“That's hard – usually by the end of a tour, they all seem easy because you've played them so much. Probably ‘The Battle’ from Neal Morse Band's Similitude of a Dream is the most technically challenging. But honestly, it's always the slow songs that are the hardest to play perfectly. Because you don't have to concentrate so hard on what you are playing, your mind can wander and you end up playing the wrong chord or switching to the wrong sound at the wrong time. On the last tour with Neal Morse Band, the beginning of ‘Beyond the Years’ was nerve wracking. I'm very exposed – playing the orchestra introduction and singing by myself – no place to hide!
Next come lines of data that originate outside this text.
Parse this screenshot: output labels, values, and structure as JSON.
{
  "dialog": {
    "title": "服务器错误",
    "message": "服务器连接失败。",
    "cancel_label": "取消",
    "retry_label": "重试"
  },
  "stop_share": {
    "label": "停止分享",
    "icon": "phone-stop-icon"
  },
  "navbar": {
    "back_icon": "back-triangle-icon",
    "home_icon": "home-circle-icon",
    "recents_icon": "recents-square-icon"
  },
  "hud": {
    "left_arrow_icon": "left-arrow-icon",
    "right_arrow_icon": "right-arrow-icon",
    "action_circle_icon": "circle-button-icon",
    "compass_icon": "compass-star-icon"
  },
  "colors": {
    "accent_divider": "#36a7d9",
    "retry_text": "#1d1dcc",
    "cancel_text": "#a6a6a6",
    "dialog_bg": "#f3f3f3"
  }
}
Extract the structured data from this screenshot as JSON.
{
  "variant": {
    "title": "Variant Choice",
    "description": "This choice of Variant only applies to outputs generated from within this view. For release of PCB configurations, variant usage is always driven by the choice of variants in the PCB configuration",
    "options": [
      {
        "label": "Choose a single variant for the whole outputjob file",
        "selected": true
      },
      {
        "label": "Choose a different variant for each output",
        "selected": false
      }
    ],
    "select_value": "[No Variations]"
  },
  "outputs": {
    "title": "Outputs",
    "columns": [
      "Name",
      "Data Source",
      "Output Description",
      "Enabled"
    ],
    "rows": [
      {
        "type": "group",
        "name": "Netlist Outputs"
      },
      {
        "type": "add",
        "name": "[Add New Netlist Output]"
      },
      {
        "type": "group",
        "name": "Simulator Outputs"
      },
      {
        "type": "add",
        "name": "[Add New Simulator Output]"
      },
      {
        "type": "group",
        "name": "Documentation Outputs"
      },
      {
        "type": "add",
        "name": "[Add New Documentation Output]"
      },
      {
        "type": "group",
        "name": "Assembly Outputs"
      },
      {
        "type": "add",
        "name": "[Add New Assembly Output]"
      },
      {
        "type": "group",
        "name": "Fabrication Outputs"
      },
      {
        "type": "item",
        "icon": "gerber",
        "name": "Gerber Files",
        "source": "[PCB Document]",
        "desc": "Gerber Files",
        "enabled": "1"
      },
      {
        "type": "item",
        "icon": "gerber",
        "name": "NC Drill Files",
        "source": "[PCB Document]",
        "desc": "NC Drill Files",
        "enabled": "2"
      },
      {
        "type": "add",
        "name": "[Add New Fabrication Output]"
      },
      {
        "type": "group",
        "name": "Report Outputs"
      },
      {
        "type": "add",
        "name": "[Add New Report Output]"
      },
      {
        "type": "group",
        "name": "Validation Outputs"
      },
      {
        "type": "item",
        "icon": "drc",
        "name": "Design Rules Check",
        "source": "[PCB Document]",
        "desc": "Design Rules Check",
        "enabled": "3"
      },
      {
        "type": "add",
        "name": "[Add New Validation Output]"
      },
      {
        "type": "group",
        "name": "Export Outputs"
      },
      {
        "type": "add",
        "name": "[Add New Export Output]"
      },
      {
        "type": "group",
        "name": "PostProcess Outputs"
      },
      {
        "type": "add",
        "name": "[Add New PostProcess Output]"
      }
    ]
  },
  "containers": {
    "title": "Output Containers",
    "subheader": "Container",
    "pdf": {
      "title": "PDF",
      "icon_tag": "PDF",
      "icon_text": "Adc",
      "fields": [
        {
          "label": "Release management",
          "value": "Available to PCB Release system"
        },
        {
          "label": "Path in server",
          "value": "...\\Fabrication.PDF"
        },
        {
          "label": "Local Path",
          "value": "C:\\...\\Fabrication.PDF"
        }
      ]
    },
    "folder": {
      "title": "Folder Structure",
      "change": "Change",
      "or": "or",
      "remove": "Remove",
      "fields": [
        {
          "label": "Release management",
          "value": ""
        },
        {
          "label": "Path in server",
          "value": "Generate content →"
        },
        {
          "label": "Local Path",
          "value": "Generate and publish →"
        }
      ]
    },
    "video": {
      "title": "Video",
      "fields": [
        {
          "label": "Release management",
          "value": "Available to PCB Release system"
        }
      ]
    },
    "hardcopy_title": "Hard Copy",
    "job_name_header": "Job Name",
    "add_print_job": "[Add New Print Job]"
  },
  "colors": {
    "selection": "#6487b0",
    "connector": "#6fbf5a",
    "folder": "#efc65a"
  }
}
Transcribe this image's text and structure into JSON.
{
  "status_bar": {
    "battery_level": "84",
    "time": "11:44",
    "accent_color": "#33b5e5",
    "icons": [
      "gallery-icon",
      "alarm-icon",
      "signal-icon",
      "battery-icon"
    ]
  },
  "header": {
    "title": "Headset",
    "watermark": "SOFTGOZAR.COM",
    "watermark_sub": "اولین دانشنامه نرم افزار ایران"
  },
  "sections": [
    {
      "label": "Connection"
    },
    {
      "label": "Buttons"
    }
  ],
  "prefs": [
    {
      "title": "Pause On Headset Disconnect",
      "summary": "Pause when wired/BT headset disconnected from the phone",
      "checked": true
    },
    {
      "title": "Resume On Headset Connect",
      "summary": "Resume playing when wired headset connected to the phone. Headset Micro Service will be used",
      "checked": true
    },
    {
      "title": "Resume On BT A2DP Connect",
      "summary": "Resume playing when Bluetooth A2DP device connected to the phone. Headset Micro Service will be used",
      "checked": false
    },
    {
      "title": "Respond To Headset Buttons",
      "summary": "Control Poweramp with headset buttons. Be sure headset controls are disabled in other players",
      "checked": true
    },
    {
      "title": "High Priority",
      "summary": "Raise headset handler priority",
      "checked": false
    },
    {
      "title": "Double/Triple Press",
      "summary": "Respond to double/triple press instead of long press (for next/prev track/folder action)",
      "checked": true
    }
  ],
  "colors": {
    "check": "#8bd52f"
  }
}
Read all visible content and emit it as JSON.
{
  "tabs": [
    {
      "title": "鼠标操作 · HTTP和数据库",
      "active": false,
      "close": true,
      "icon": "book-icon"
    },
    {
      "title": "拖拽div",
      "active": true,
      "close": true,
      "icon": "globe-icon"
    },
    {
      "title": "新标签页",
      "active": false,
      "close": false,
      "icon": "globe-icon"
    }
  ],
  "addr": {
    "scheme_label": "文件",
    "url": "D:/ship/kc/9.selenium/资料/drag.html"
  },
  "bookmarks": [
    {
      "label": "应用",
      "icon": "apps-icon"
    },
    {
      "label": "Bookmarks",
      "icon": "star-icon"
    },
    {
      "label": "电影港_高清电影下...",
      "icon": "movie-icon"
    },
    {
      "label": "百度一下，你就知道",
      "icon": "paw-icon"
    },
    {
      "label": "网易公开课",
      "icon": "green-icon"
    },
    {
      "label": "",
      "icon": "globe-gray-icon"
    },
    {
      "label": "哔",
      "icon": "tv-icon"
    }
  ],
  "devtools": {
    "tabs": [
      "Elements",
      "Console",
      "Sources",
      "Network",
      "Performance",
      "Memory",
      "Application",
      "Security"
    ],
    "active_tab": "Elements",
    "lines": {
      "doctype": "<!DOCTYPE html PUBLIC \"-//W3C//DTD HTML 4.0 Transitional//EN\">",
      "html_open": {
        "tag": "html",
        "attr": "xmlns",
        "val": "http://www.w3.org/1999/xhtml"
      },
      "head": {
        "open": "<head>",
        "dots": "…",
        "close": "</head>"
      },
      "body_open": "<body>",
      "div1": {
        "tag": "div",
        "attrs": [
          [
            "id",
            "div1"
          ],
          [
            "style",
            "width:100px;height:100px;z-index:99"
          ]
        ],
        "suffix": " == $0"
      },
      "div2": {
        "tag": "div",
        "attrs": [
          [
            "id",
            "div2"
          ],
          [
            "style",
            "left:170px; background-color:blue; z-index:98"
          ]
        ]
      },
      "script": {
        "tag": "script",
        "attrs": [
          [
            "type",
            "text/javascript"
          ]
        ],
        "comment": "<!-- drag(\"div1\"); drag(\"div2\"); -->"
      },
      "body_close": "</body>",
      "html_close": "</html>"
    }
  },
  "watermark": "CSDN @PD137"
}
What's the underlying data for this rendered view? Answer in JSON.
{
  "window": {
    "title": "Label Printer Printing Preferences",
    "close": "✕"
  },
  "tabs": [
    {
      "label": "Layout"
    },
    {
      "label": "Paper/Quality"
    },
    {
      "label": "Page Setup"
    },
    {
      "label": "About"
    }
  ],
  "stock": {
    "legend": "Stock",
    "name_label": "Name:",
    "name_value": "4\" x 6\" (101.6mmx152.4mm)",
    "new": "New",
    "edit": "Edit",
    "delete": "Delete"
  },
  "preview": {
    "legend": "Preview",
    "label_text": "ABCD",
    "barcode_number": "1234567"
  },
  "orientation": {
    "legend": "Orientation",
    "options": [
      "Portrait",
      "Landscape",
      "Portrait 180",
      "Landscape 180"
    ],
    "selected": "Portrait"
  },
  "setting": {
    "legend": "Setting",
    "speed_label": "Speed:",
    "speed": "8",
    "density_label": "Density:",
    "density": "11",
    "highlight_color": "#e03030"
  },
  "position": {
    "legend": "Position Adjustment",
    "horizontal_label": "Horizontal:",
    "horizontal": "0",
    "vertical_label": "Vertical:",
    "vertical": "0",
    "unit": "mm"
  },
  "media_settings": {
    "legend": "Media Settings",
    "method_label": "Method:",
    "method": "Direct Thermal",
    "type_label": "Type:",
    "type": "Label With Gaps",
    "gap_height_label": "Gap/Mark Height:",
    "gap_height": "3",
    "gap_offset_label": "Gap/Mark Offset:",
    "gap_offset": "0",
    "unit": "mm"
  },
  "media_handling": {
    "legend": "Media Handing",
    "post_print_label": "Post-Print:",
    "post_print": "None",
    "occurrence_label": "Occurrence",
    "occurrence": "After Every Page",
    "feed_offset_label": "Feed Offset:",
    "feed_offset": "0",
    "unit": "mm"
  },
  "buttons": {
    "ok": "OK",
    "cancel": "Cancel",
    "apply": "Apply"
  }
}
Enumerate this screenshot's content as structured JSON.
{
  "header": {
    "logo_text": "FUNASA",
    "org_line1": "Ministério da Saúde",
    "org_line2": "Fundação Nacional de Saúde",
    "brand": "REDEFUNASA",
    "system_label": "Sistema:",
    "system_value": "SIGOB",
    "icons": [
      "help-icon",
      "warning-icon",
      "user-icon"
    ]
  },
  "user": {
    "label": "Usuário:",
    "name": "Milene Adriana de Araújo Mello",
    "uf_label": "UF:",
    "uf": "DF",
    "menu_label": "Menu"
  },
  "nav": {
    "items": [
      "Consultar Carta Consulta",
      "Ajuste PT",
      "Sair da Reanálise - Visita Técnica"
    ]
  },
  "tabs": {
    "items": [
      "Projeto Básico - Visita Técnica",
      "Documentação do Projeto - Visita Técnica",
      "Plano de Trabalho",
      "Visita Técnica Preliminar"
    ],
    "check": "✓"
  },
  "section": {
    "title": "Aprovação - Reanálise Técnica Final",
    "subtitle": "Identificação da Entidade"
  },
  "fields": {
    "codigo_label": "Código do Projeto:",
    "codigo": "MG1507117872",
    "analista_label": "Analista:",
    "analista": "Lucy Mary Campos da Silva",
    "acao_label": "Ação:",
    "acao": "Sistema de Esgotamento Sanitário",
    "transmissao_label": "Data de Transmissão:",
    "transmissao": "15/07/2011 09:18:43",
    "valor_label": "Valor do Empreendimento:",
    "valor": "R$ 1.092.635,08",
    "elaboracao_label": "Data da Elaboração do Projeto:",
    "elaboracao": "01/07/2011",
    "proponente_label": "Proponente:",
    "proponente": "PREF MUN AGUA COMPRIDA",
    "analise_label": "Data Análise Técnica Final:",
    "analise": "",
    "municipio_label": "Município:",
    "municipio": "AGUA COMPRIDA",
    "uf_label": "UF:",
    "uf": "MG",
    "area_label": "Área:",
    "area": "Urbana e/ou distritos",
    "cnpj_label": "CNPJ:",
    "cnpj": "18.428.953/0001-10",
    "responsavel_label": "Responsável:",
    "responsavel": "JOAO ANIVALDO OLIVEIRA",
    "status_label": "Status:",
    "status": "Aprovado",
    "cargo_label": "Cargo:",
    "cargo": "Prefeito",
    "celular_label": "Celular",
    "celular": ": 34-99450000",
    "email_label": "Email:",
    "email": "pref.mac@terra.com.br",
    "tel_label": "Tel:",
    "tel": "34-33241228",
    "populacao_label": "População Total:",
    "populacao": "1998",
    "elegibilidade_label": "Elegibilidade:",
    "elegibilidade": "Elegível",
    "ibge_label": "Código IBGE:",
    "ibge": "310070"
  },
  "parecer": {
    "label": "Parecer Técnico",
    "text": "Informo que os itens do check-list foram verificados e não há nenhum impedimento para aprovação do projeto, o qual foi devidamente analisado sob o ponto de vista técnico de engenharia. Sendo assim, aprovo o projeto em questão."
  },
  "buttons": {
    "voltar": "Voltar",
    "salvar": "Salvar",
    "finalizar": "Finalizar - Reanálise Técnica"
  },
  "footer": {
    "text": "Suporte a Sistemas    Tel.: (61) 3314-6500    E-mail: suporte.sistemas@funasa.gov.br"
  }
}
If I hit the wrong notes, it's quite obvious.”
Who was your favorite prog keyboardist of all-time?
“Sorry, I can't do just one, and if you ask me on a different day, you might get a different list. For composition, Tony Banks is my number one. He is the master of chord progressions and kind of ‘less is more’ player. For emotional performance, T Lavitz (RIP) from the Dixie Dregs was always one of my favorites. And from the early inspiration category, I'm going to say Dennis DeYoung from Styx. His Oberheim synth playing from the late 70's Styx albums was incredibly influential to my impressionable teenage musical mind.”
Is prog alive and well in 2023?
“Yes! I put it into three categories. First, you have classic prog bands from the 70s that are still out there. Secondly, there are many younger (only slightly, in some cases) making new prog music very much in the style of the classic 70s bands (I put Neal Morse Band and We Came from Space into the category). To me, however, the most interesting category are the much younger (more mainstream) bands who are fusing prog elements into their primary genre. There are a lot of pop bands for example who are doing some really interesting things. Check out Marianas Trench's 2019 album Phantoms – it's a very good ‘pop’ album, however, listen to the first and last tracks back to back. Someone was listening to his dad's Queen albums! Another example is the song ‘Work Shit Out’ from Dirty Loops. Total pop, but you get this unbelievable middle progged out fusion jam section. If you have an open mind, you can find the things you love about prog in many unexpected places!”
BETWEEN A ROCK AND A PROG PLACE NEWS BLAST
Fates Warning singer Ray Alder will be issuing his second solo album overall, II, on June 9 (already available for preorder a lyric video for the track “This Hollow Shell” can be viewed below. The sole surviving member of ELP, drummer Carl Palmer, will be launching The Return of Emerson Lake & Palmer 2023 summer tour on July 8, with tour dates/ticket info available here.
Denmark’s prog/power metallists Pyramaze return on June 23 with Bloodlines (a video clip for the tune “Fortress” was recently released). Israeli prog metallists Neolia will be issuing a self-titled release this month, and a live video for the tune “Your Prophecy” has been offered.
Big Big Train recently shared a live performance of “The First Rebreather” (as seen below) in advance of upcoming tour – for which tickets can be obtained here. ‘Instrumental psych rockers’ is definitely a fitting description for Night Fishing, who have issued their debut EP, Live Bait (as well as an in-studio performance video for the tune “No Services”).
Prog rock trio Poh Hock have issued a new EP, Gallimaufry, as well as an official video for their complex ditty “I Don’t”. Lastly, Norwegian proggers Avkrvst will be issuing their debut full-length, The Approbation, on June 16, with the album’s first single/video, “The Pale Moon,” already viewable.
May 2023 New Albums
Currents- The Death We Seek
Dave Lombardo- Rites Of Percussion
Lumsk- Fremmede Toner
Vintersea- Woven Into Ashes
Arjen Lucassen's Supersonic Revolution- Golden Age Of Music
The Ocean- Holocene
Yes- Mirror To The Sky
Mr. Hubauer was not pulling our leg when he listed original Styx singer/keyboardist Dennis DeYoung as a standout prog ivory-tickler. Having a hard time look past such mainstream DeYoung-sung Styx hits of yesteryear as “Babe,” “The Best Of Times,” and “Mr. Roboto”? Then feast your eyes/ears on this clip from five years ago…